More than 40 members of Madison Teachers Inc. attended Tuesday’s board meeting, and executive director John Matthews delivered a letter reminding the board that changes in state law “did not take away the board’s ability to engage in conversation about” benefits and work rules.
Board vice president Marj Passman said she preferred a process where management and employees work out their differences.
“I don’t care what the governor wants,” Passman said. “I’d like to go back to the two equal body process.”
Board member Arlene Silveira said several districts included teachers on the committees that developed their handbooks and “having staff input right upfront prevents difficult ways of getting there.” She also suggested having a board member present at each meeting.
Prior to the meeting, School Board President James Howard said the work group is for administrators so it doesn’t need to include teachers. There will be other advisory groups that will include their input, he said.
“The kids are delighted to be back at school,” James Howard said as he addressed the Board and numerous spectators at tonight’s Board of Education Workshop. Everyone nodded their heads in agreement, while they anxiously awaited the real topic of conversation. This would be the Board’s first public conversation on the Madison Metropolitan School District (MMSD) Employee Handbook, a handbook that would replace more than sixty years of collective bargaining.
As Howard spoke, I surveyed the crowd that had gathered in the McDaniels Auditorium at the Doyle Administration Building. Madison Teachers Inc. (MTI) members stood out in their red, Union T-shirts. They made up more than half of the audience. The AFSCME members were dressed in green, representing custodial, maintenance and food service workers in the district. MMSD administrators, community members and a County Board member were also present.
There was some Pollyannaish talk that the “Guiding Principles” in the process document — especially the first two “1. Improve student learning.
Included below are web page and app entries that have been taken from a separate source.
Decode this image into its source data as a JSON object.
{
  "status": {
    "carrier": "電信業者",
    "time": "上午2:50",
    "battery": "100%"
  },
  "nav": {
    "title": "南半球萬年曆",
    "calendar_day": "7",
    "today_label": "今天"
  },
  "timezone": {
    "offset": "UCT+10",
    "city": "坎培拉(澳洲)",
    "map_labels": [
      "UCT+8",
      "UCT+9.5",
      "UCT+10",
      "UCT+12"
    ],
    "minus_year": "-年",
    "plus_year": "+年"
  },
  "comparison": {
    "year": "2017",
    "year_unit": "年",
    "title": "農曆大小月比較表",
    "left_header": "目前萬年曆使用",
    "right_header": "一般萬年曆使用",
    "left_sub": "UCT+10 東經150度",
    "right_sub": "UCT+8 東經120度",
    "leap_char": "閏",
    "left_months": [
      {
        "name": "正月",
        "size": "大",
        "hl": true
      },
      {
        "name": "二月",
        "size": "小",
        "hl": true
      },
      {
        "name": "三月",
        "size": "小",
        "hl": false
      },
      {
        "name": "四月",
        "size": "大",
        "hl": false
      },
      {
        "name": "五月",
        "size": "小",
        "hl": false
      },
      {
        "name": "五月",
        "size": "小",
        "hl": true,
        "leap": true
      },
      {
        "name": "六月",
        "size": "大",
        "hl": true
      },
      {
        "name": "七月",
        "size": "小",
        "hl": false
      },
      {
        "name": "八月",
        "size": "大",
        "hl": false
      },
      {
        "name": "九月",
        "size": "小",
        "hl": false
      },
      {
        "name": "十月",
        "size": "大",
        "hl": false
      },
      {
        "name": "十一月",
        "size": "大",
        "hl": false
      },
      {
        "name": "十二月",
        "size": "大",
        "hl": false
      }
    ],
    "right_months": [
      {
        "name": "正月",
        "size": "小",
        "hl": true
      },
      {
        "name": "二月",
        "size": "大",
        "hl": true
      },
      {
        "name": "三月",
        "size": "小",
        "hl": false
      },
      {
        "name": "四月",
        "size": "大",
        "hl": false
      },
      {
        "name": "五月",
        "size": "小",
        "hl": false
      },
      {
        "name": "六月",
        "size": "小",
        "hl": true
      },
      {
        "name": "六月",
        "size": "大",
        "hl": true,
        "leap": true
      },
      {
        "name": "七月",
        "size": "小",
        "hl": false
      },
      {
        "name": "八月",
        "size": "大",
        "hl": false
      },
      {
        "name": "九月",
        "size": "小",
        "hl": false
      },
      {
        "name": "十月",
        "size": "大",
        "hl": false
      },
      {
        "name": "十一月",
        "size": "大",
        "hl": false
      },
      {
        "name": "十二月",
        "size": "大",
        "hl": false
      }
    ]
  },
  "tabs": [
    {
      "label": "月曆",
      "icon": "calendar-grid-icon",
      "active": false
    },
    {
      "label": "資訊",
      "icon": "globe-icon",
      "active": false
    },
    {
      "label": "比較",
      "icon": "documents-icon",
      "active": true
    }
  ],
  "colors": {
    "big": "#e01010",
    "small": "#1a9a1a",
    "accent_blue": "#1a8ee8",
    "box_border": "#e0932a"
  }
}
As in everything we do, the first question and the top priority is student learning. How does what we are considering impact students? 2. Empower staff to do their best work. How does this impact teachers and staff? Does it help or hinder them in doing their jobs effectively?” — would be sufficient (a little more below on this), but there seemed to be a consensus that at very least the committee should present some options to the Board. That’s another reason to have an inclusive committee; to get better options.
A quick aside on the “Guiding Principals” and related thoughts and then back to the Board’s role. It is all well and good to say that student learning is or should be primary in just about everything, but it is also false and serves to marginalize staff. I’ve long said that the interests of teachers align with the interests of students and the district by about 95% and yes “student learning” is the prime interest. But staff are adults, with mortgages, families to support, loans to pay, relationships to cultivate and maintain, …They are not and should not be people who put student learning above the their own well being. To even contemplate that they should be is disrespectful. That’s why we hear the “All about the students” meme from the anti-teacher/anti-union reform crowd. It sound good, but it is wrong. Think about it, did the people negotiating a contract on behalf of Interim Superintendent Belmore put “student learning at the top of their list? Of course not, and they shouldn’t have.